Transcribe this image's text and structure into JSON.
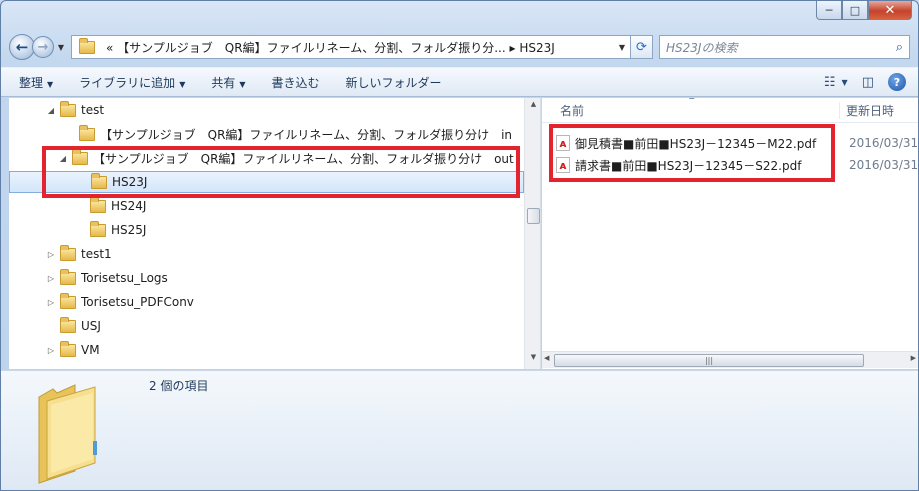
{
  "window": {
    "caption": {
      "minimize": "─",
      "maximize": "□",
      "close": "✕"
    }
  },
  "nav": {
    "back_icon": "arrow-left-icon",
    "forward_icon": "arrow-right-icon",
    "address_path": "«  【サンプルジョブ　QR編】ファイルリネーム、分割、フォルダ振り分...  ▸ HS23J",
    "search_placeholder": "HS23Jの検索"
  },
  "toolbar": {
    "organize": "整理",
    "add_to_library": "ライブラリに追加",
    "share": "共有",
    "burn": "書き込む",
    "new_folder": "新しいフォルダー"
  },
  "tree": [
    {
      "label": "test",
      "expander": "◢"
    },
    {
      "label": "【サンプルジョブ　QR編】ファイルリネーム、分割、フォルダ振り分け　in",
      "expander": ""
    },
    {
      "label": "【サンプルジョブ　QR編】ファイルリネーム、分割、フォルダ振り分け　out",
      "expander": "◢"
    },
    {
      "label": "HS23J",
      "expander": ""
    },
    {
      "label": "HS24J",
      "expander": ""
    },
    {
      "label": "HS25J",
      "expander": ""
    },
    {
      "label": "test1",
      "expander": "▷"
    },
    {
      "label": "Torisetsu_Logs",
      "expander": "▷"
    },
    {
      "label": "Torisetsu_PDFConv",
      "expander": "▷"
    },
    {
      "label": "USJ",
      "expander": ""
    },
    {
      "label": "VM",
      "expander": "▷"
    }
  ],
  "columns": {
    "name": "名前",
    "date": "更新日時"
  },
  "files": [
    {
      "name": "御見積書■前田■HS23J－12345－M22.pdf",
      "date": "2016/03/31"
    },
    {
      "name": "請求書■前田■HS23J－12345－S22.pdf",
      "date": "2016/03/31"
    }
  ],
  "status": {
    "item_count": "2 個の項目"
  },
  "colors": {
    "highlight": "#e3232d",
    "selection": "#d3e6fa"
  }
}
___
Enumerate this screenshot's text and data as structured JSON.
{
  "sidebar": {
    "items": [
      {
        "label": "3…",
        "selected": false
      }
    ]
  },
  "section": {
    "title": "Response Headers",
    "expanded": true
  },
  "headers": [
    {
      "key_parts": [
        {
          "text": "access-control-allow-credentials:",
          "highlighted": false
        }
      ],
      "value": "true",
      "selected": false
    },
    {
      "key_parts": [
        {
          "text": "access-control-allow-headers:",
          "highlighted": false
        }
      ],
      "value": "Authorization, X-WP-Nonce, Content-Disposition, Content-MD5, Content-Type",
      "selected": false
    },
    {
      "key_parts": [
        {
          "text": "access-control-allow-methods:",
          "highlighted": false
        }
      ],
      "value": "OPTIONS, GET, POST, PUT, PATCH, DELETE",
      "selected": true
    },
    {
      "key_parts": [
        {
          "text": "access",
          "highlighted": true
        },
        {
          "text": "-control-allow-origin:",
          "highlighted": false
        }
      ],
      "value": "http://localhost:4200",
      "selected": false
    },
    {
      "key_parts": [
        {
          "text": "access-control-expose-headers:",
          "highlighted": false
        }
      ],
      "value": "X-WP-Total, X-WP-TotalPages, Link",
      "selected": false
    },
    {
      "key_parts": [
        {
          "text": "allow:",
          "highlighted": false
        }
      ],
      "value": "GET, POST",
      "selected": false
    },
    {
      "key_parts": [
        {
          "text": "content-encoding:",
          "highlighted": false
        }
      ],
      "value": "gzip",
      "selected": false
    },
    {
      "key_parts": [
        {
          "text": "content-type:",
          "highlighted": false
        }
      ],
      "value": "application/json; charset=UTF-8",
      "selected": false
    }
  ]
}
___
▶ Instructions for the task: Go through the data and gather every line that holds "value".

▶ Expected answer:
      "value": "true",
      "value": "Authorization, X-WP-Nonce, Content-Disposition, Content-MD5, Content-Type",
      "value": "OPTIONS, GET, POST, PUT, PATCH, DELETE",
      "value": "http://localhost:4200",
      "value": "X-WP-Total, X-WP-TotalPages, Link",
      "value": "GET, POST",
      "value": "gzip",
      "value": "application/json; charset=UTF-8",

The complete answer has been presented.